### What is needed
Apart from the pictures, every entry below must be given again exactly.

Items from an interface collection:
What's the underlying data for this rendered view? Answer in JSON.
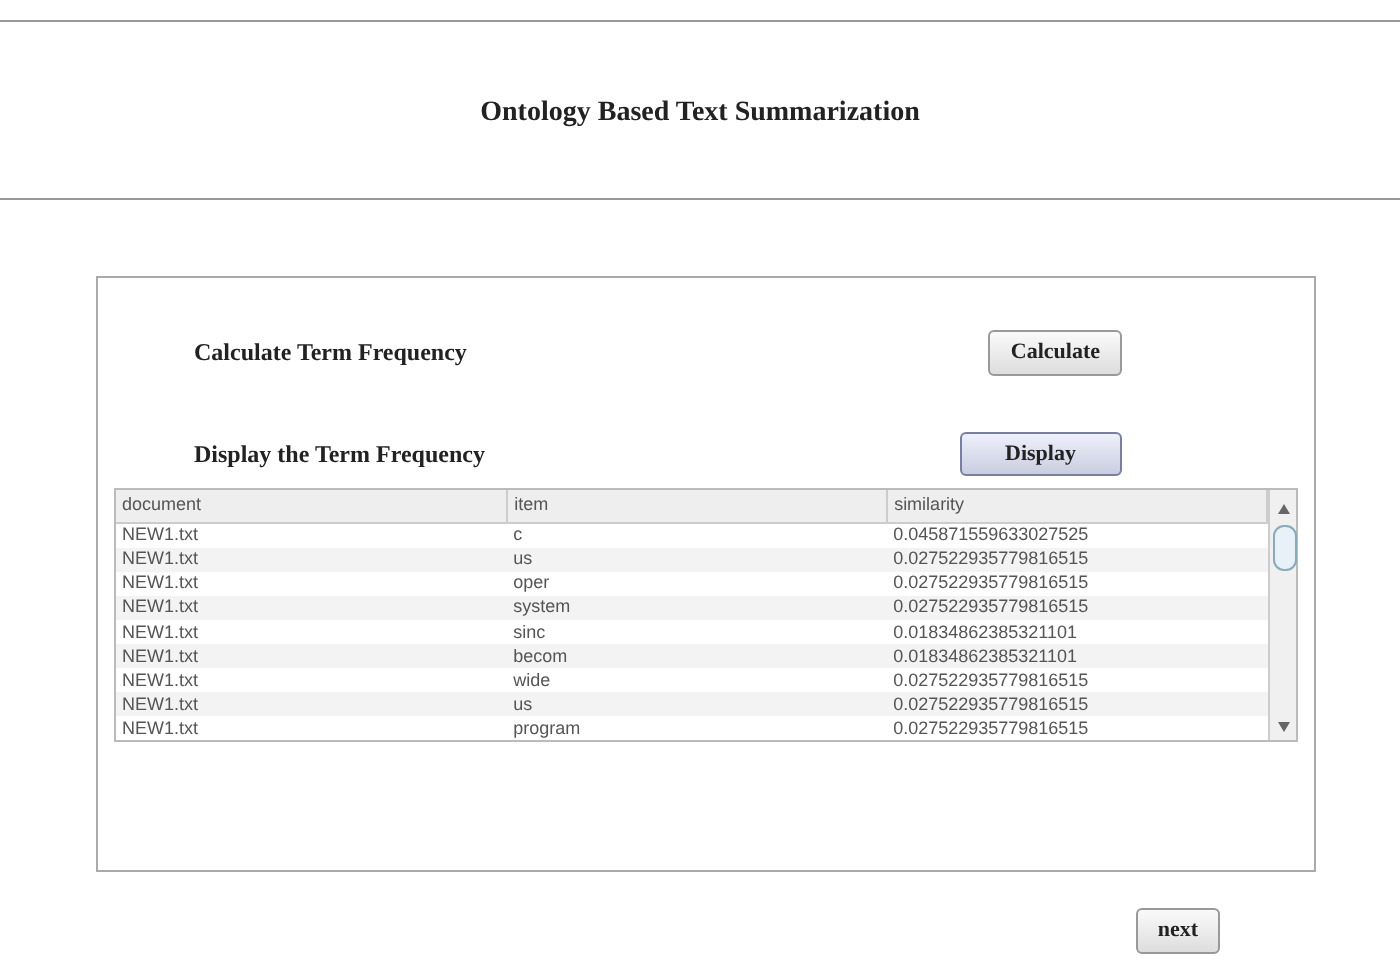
{
  "title": "Ontology Based Text Summarization",
  "actions": [
    {
      "label": "Calculate Term Frequency",
      "button": "Calculate",
      "selected": false
    },
    {
      "label": "Display the Term Frequency",
      "button": "Display",
      "selected": true
    }
  ],
  "table": {
    "columns": [
      "document",
      "item",
      "similarity"
    ],
    "rows": [
      [
        "NEW1.txt",
        "c",
        "0.045871559633027525"
      ],
      [
        "NEW1.txt",
        "us",
        "0.027522935779816515"
      ],
      [
        "NEW1.txt",
        "oper",
        "0.027522935779816515"
      ],
      [
        "NEW1.txt",
        "system",
        "0.027522935779816515"
      ],
      [
        "NEW1.txt",
        "sinc",
        "0.01834862385321101"
      ],
      [
        "NEW1.txt",
        "becom",
        "0.01834862385321101"
      ],
      [
        "NEW1.txt",
        "wide",
        "0.027522935779816515"
      ],
      [
        "NEW1.txt",
        "us",
        "0.027522935779816515"
      ],
      [
        "NEW1.txt",
        "program",
        "0.027522935779816515"
      ]
    ]
  },
  "next_button": "next"
}
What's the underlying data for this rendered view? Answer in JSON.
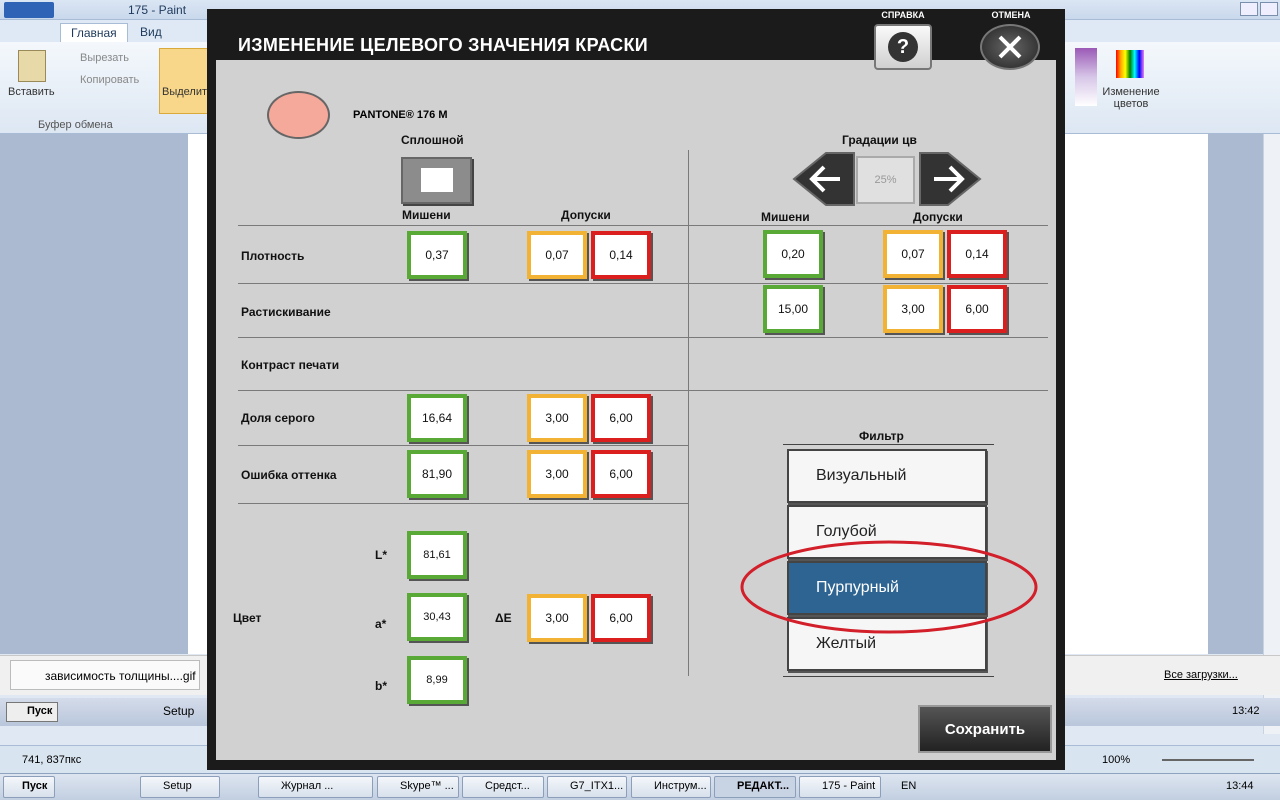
{
  "paint": {
    "window_title": "175 - Paint",
    "tabs": [
      "Главная",
      "Вид"
    ],
    "ribbon": {
      "paste": "Вставить",
      "cut": "Вырезать",
      "copy": "Копировать",
      "group_clipboard": "Буфер обмена",
      "select": "Выделит",
      "edit_colors": "Изменение цветов"
    },
    "download_item": "зависимость толщины....gif",
    "all_downloads": "Все загрузки...",
    "status_coords": "741, 837пкс",
    "zoom": "100%",
    "time_inner": "13:42"
  },
  "taskbar": {
    "start": "Пуск",
    "items": [
      "Setup",
      "Журнал ...",
      "Skype™ ...",
      "Средст...",
      "G7_ITX1...",
      "Инструм...",
      "РЕДАКТ...",
      "175 - Paint"
    ],
    "lang": "EN",
    "time": "13:44"
  },
  "dialog": {
    "title": "ИЗМЕНЕНИЕ ЦЕЛЕВОГО ЗНАЧЕНИЯ КРАСКИ",
    "help_label": "СПРАВКА",
    "help_icon": "?",
    "cancel_label": "ОТМЕНА",
    "color_name": "PANTONE® 176 M",
    "swatch_color": "#f4a99b",
    "solid_header": "Сплошной",
    "gradations_header": "Градации цв",
    "gradation_value": "25%",
    "targets": "Мишени",
    "tolerances": "Допуски",
    "rows": {
      "density": "Плотность",
      "dot_gain": "Растискивание",
      "print_contrast": "Контраст печати",
      "gray_share": "Доля серого",
      "hue_error": "Ошибка оттенка",
      "color": "Цвет"
    },
    "values": {
      "density_target": "0,37",
      "density_tol_y": "0,07",
      "density_tol_r": "0,14",
      "grad_density_target": "0,20",
      "grad_density_tol_y": "0,07",
      "grad_density_tol_r": "0,14",
      "grad_dotgain_target": "15,00",
      "grad_dotgain_tol_y": "3,00",
      "grad_dotgain_tol_r": "6,00",
      "gray_target": "16,64",
      "gray_tol_y": "3,00",
      "gray_tol_r": "6,00",
      "hue_target": "81,90",
      "hue_tol_y": "3,00",
      "hue_tol_r": "6,00",
      "L_label": "L*",
      "L_value": "81,61",
      "a_label": "a*",
      "a_value": "30,43",
      "b_label": "b*",
      "b_value": "8,99",
      "delta_e_label": "ΔE",
      "de_tol_y": "3,00",
      "de_tol_r": "6,00"
    },
    "filter": {
      "header": "Фильтр",
      "options": [
        "Визуальный",
        "Голубой",
        "Пурпурный",
        "Желтый"
      ],
      "selected": "Пурпурный"
    },
    "save": "Сохранить"
  },
  "colors": {
    "target_border": "#59a936",
    "warn_border": "#f2b233",
    "error_border": "#db1e1e",
    "selected_filter": "#2e6491",
    "annotation_ellipse": "#d21f2a"
  }
}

### Task output
What's the underlying data for this rendered view? Answer in JSON.
{
  "title": "Ontology Based Text Summarization",
  "actions": [
    {
      "label": "Calculate Term Frequency",
      "button": "Calculate",
      "selected": false
    },
    {
      "label": "Display the Term Frequency",
      "button": "Display",
      "selected": true
    }
  ],
  "table": {
    "columns": [
      "document",
      "item",
      "similarity"
    ],
    "rows": [
      [
        "NEW1.txt",
        "c",
        "0.045871559633027525"
      ],
      [
        "NEW1.txt",
        "us",
        "0.027522935779816515"
      ],
      [
        "NEW1.txt",
        "oper",
        "0.027522935779816515"
      ],
      [
        "NEW1.txt",
        "system",
        "0.027522935779816515"
      ],
      [
        "NEW1.txt",
        "sinc",
        "0.01834862385321101"
      ],
      [
        "NEW1.txt",
        "becom",
        "0.01834862385321101"
      ],
      [
        "NEW1.txt",
        "wide",
        "0.027522935779816515"
      ],
      [
        "NEW1.txt",
        "us",
        "0.027522935779816515"
      ],
      [
        "NEW1.txt",
        "program",
        "0.027522935779816515"
      ]
    ]
  },
  "next_button": "next"
}
What's the underlying data for this rendered view? Answer in JSON.
{
  "paint": {
    "window_title": "175 - Paint",
    "tabs": [
      "Главная",
      "Вид"
    ],
    "ribbon": {
      "paste": "Вставить",
      "cut": "Вырезать",
      "copy": "Копировать",
      "group_clipboard": "Буфер обмена",
      "select": "Выделит",
      "edit_colors": "Изменение цветов"
    },
    "download_item": "зависимость толщины....gif",
    "all_downloads": "Все загрузки...",
    "status_coords": "741, 837пкс",
    "zoom": "100%",
    "time_inner": "13:42"
  },
  "taskbar": {
    "start": "Пуск",
    "items": [
      "Setup",
      "Журнал ...",
      "Skype™ ...",
      "Средст...",
      "G7_ITX1...",
      "Инструм...",
      "РЕДАКТ...",
      "175 - Paint"
    ],
    "lang": "EN",
    "time": "13:44"
  },
  "dialog": {
    "title": "ИЗМЕНЕНИЕ ЦЕЛЕВОГО ЗНАЧЕНИЯ КРАСКИ",
    "help_label": "СПРАВКА",
    "help_icon": "?",
    "cancel_label": "ОТМЕНА",
    "color_name": "PANTONE® 176 M",
    "swatch_color": "#f4a99b",
    "solid_header": "Сплошной",
    "gradations_header": "Градации цв",
    "gradation_value": "25%",
    "targets": "Мишени",
    "tolerances": "Допуски",
    "rows": {
      "density": "Плотность",
      "dot_gain": "Растискивание",
      "print_contrast": "Контраст печати",
      "gray_share": "Доля серого",
      "hue_error": "Ошибка оттенка",
      "color": "Цвет"
    },
    "values": {
      "density_target": "0,37",
      "density_tol_y": "0,07",
      "density_tol_r": "0,14",
      "grad_density_target": "0,20",
      "grad_density_tol_y": "0,07",
      "grad_density_tol_r": "0,14",
      "grad_dotgain_target": "15,00",
      "grad_dotgain_tol_y": "3,00",
      "grad_dotgain_tol_r": "6,00",
      "gray_target": "16,64",
      "gray_tol_y": "3,00",
      "gray_tol_r": "6,00",
      "hue_target": "81,90",
      "hue_tol_y": "3,00",
      "hue_tol_r": "6,00",
      "L_label": "L*",
      "L_value": "81,61",
      "a_label": "a*",
      "a_value": "30,43",
      "b_label": "b*",
      "b_value": "8,99",
      "delta_e_label": "ΔE",
      "de_tol_y": "3,00",
      "de_tol_r": "6,00"
    },
    "filter": {
      "header": "Фильтр",
      "options": [
        "Визуальный",
        "Голубой",
        "Пурпурный",
        "Желтый"
      ],
      "selected": "Пурпурный"
    },
    "save": "Сохранить"
  },
  "colors": {
    "target_border": "#59a936",
    "warn_border": "#f2b233",
    "error_border": "#db1e1e",
    "selected_filter": "#2e6491",
    "annotation_ellipse": "#d21f2a"
  }
}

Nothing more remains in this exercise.